Mayor Washam said he was thrilled. “This is a wonderful enhancement of our downtown arts district and arts programming in our town,” he said.

Preserve Mecklenburg played a role

Preserve Mecklenburg played a key role in the rescue of the houses. PMI obtained a one-year option to purchase the properties, which are near the agricultural building on the grounds of the Cornelius Elementary School where town officials hope to house a museum for local artifacts and photos of buildings that are no more.

PMI led the effort to save the historic tenant house at the 55-acre Alexander Farm, where a $100-million-plus mixed-use project is under construction.


The news comes as the Cain Center prepares to move the Cornelius Arts Center (CAC) out of the Oak Street Mill this summer. The CAC functioned as a home for community arts, ceramics and shows dating back to 2009.

Cornelius Parks & Recreation operated the CAC from 2011 until the transition to the Cain Center in 2021.

The ceramics program, which was years ago thought to be the “Nutcracker” or major draw of the would-be arts center, will be suspended and ultimately move to one of the historic homes under contract on Catawba.

Justin Dionne


“Not only will this opportunity deepen our commitment to ceramics, but it will also allow us to continue in our commitment to the revitalization of the downtown Arts and Cultural District,” Dionne said.

A zoning change will be necessary, but town officials say they support the plan.
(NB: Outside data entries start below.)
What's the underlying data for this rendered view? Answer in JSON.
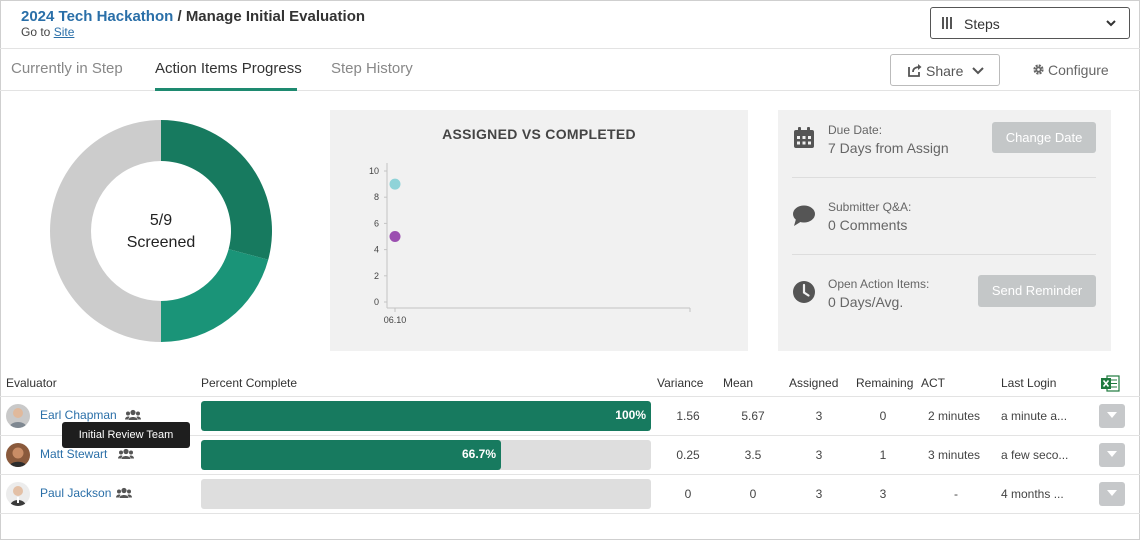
{
  "header": {
    "event_link": "2024 Tech Hackathon",
    "separator": " / ",
    "title": "Manage Initial Evaluation",
    "goto_prefix": "Go to ",
    "goto_link": "Site",
    "steps_label": "Steps"
  },
  "tabs": [
    {
      "label": "Currently in Step",
      "active": false
    },
    {
      "label": "Action Items Progress",
      "active": true
    },
    {
      "label": "Step History",
      "active": false
    }
  ],
  "toolbar": {
    "share_label": "Share",
    "configure_label": "Configure"
  },
  "donut": {
    "ratio_text": "5/9",
    "status_text": "Screened",
    "completed": 5,
    "total": 9,
    "segments": [
      {
        "value": 3.5,
        "color": "#177a5f"
      },
      {
        "value": 2.5,
        "color": "#1a9478"
      },
      {
        "value": 6,
        "color": "#cccccc"
      }
    ]
  },
  "chart_data": {
    "type": "scatter",
    "title": "ASSIGNED VS COMPLETED",
    "x_ticks": [
      "06.10"
    ],
    "y_ticks": [
      0,
      2,
      4,
      6,
      8,
      10
    ],
    "ylim": [
      0,
      10
    ],
    "points": [
      {
        "x": "06.10",
        "y": 9,
        "color": "#8fd3d8"
      },
      {
        "x": "06.10",
        "y": 5,
        "color": "#9b4fb0"
      }
    ]
  },
  "info": {
    "due_label": "Due Date:",
    "due_value": "7 Days from Assign",
    "change_date_label": "Change Date",
    "qa_label": "Submitter Q&A:",
    "qa_value": "0 Comments",
    "open_label": "Open Action Items:",
    "open_value": "0 Days/Avg.",
    "reminder_label": "Send Reminder"
  },
  "table": {
    "columns": {
      "evaluator": "Evaluator",
      "percent": "Percent Complete",
      "variance": "Variance",
      "mean": "Mean",
      "assigned": "Assigned",
      "remaining": "Remaining",
      "act": "ACT",
      "last_login": "Last Login"
    },
    "rows": [
      {
        "name": "Earl Chapman",
        "percent": 1.0,
        "percent_label": "100%",
        "variance": "1.56",
        "mean": "5.67",
        "assigned": "3",
        "remaining": "0",
        "act": "2 minutes",
        "last_login": "a minute a..."
      },
      {
        "name": "Matt Stewart",
        "percent": 0.667,
        "percent_label": "66.7%",
        "variance": "0.25",
        "mean": "3.5",
        "assigned": "3",
        "remaining": "1",
        "act": "3 minutes",
        "last_login": "a few seco..."
      },
      {
        "name": "Paul Jackson",
        "percent": 0,
        "percent_label": "",
        "variance": "0",
        "mean": "0",
        "assigned": "3",
        "remaining": "3",
        "act": "-",
        "last_login": "4 months ..."
      }
    ],
    "tooltip": "Initial Review Team"
  }
}
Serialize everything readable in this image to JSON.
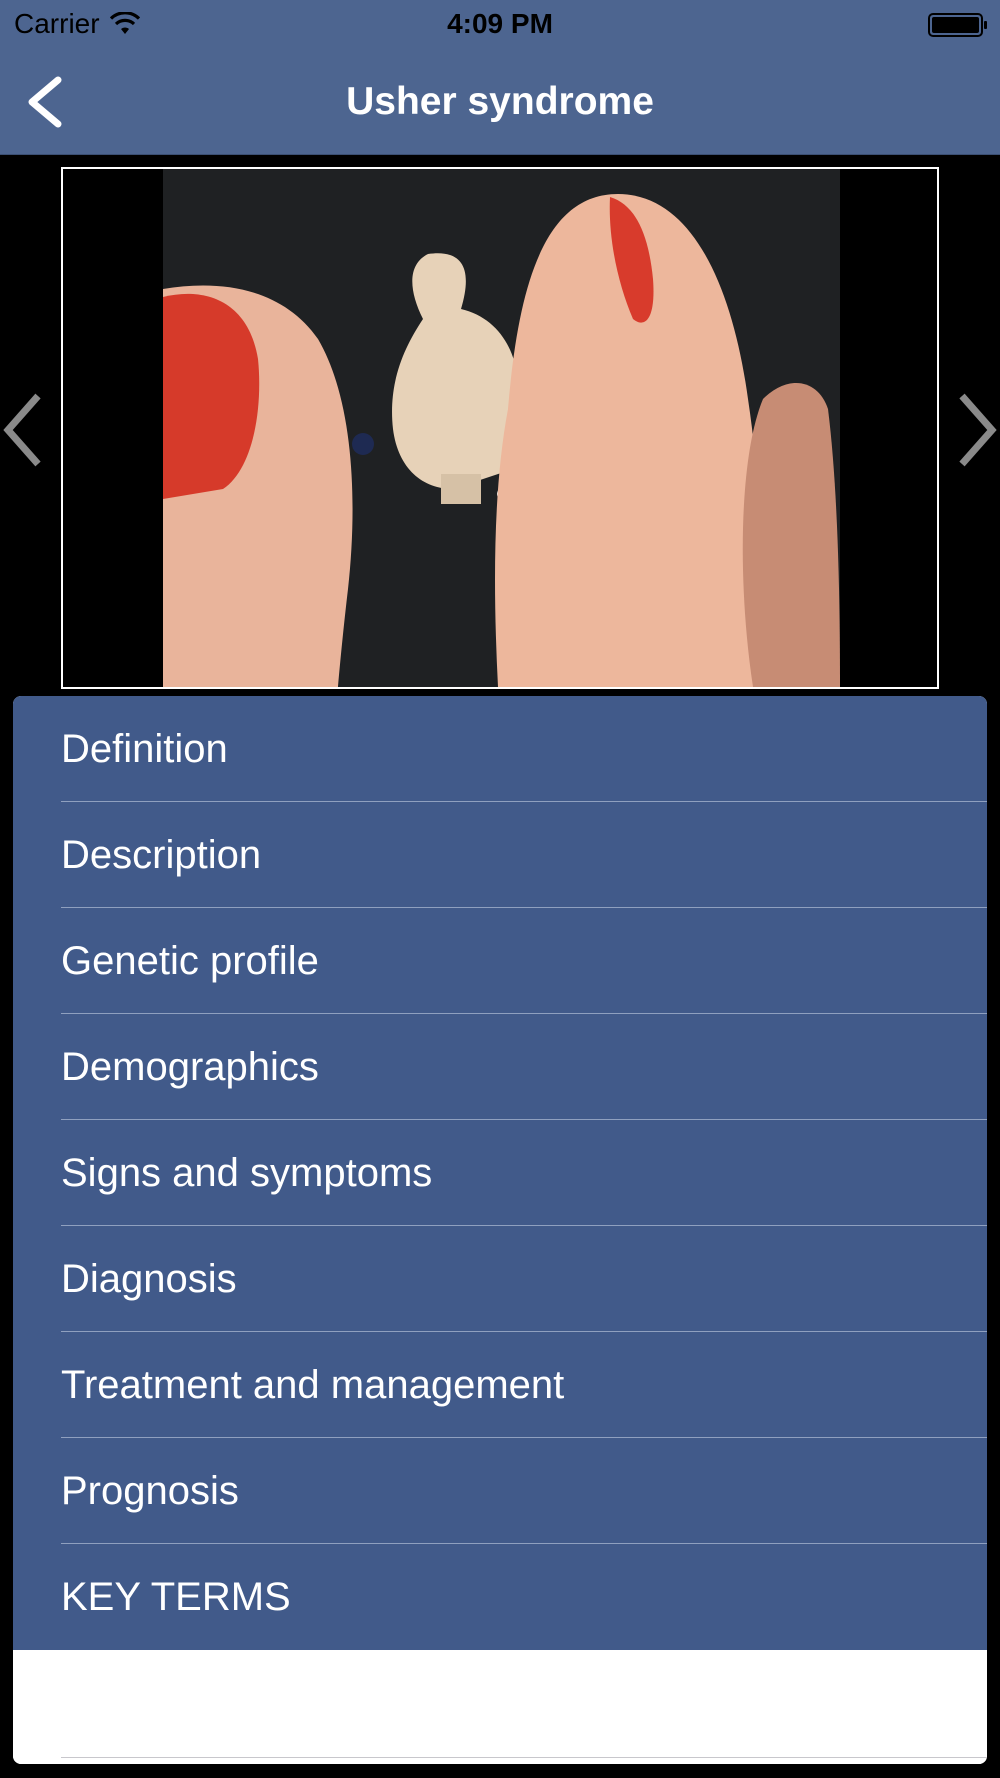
{
  "status_bar": {
    "carrier": "Carrier",
    "time": "4:09 PM",
    "wifi_icon": "wifi-icon",
    "battery_icon": "battery-icon"
  },
  "nav": {
    "title": "Usher syndrome",
    "back_icon": "chevron-left-icon"
  },
  "gallery": {
    "image_description": "hearing-aid-photo",
    "prev_icon": "chevron-left-icon",
    "next_icon": "chevron-right-icon"
  },
  "menu": {
    "items": [
      {
        "label": "Definition"
      },
      {
        "label": "Description"
      },
      {
        "label": "Genetic profile"
      },
      {
        "label": "Demographics"
      },
      {
        "label": "Signs and symptoms"
      },
      {
        "label": "Diagnosis"
      },
      {
        "label": "Treatment and management"
      },
      {
        "label": "Prognosis"
      },
      {
        "label": "KEY TERMS"
      }
    ]
  },
  "colors": {
    "nav_background": "#4d6590",
    "menu_background": "#415a8a",
    "text": "#ffffff"
  }
}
Dionne said the Cain Center will seek private donors to help fund the acquisition. The contract purchase price was not disclosed.